A LOOK AT ENGLAND: England's Women's World Cup qualifying campaign ended in heartbreak as they dropped a two-game playoff series to France, losing both legs 1-0, for the fifth and final European berth. England did not have star forward Kelly Smith for those games as she was recovering from ACL knee surgery, and will not have her for this match as Smith was dealt another harsh blow, injuring her meniscus playing for the Philadelphia Charge and will be out four-to-six weeks. While the Brits will be without the "Mia Hamm of English soccer," they do bring some talented players to this match. England has called up veteran goalkeeper Pauline Cope (Charlton Athletic) as well as gritty midfielder Samantha Britton (Everton). Arsenal's Ellen Maggs, a whippet quick striker who was the star of England's U-19 team at last year's FIFA U-19 World Championship, will look to get her first cap with the full team. England will also feature Sue Smith of Leeds United who was England's representative at the 1999 FIFA Women's World All-Star Match that was played in conjunction with the 1999 Women's World Cup Final Draw, and veteran striker Karen Walker of Arsenal, who has 81 caps and 40 goals in her international career. England's roster will also include six players from the 2003 Women's F.A. Cup winners Fulham, including the speedy midfielder Rachel Yankey, defender Mary Phillip and midfielder Rachel Unitt.

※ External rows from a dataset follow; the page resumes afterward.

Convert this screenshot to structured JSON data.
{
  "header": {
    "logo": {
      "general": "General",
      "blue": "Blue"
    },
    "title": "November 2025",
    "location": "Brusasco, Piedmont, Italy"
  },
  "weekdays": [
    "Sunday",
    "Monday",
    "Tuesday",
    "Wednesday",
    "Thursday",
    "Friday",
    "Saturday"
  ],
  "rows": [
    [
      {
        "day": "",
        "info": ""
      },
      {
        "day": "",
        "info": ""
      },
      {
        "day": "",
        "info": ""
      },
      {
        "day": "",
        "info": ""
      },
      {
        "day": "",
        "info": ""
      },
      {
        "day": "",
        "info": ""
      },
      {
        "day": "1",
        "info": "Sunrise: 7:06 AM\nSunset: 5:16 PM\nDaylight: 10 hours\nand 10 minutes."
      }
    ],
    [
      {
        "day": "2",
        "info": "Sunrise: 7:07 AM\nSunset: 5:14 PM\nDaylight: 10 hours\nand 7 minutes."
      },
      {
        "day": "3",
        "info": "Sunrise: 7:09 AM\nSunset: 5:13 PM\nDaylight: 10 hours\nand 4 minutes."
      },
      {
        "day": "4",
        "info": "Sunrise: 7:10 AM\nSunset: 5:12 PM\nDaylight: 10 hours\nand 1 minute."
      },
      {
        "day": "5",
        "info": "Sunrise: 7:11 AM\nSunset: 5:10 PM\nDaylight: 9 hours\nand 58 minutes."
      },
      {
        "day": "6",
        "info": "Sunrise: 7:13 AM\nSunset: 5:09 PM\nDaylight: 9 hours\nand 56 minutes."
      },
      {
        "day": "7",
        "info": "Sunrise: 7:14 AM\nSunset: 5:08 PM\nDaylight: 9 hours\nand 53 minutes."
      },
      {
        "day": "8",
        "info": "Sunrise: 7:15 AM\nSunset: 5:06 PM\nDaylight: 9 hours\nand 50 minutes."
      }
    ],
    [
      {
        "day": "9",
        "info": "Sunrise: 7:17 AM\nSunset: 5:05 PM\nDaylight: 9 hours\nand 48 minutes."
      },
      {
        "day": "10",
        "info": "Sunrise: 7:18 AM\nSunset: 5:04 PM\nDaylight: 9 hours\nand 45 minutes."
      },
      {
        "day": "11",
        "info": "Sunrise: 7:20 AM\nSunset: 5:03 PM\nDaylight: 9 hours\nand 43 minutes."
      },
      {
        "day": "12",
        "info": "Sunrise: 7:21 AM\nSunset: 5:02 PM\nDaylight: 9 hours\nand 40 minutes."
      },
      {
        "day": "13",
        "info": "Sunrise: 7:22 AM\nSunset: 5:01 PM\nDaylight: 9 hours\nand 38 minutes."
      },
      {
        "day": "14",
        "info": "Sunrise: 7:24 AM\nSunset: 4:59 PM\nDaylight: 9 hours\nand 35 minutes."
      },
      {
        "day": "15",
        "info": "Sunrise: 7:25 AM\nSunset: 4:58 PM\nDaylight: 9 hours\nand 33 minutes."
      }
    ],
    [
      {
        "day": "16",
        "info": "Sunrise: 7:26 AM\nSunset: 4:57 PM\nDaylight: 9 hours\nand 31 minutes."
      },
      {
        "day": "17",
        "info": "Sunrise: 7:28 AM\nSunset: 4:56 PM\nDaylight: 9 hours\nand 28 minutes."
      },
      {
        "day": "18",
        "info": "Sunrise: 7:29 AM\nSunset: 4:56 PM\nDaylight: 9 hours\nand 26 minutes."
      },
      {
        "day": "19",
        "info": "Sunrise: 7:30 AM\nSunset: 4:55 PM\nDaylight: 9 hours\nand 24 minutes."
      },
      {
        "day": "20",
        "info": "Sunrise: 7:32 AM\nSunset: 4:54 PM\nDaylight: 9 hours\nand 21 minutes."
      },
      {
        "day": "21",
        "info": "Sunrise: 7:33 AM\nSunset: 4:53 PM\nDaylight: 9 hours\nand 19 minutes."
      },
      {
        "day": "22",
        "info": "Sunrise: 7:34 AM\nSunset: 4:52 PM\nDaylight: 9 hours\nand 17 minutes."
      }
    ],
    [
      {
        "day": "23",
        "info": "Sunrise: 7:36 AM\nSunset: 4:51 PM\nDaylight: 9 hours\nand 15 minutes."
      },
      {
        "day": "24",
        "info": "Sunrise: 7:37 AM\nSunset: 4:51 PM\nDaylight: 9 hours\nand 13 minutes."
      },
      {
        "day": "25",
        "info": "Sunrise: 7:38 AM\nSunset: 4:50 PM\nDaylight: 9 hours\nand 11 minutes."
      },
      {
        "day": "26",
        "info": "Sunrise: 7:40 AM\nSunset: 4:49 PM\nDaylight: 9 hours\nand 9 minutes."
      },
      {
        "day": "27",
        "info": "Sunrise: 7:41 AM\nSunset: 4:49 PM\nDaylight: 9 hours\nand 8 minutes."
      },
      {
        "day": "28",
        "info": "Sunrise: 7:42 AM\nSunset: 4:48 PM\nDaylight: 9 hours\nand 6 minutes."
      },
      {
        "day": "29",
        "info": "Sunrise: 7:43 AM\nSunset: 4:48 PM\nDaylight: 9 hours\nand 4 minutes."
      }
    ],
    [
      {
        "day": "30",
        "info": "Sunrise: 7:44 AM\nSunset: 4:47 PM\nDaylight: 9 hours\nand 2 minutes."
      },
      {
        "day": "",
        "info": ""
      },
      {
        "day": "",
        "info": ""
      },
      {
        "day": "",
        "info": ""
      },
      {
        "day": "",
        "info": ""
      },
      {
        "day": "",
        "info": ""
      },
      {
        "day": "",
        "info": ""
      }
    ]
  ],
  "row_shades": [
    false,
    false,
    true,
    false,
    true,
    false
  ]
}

STAT OF NOTE
Tiffeny Milbrett has 96 career goals and with four more, will become just the fifth player in the history of international soccer to score 100 goals. Mia Hamm (138), Italy's Elisabetta Vignotto (107), Italy's Carolina Morace (105) and Michelle Akers (105) are the only four to have accomplished the feat.
QUOTE OF THE WEEK
U.S. defender and Birmingham native Cat Reddick, after being surrounded by the local media, and their numerous microphones, reporters' pads and cameras:
"For the first and possibly last time in my life, I felt like Mia Hamm."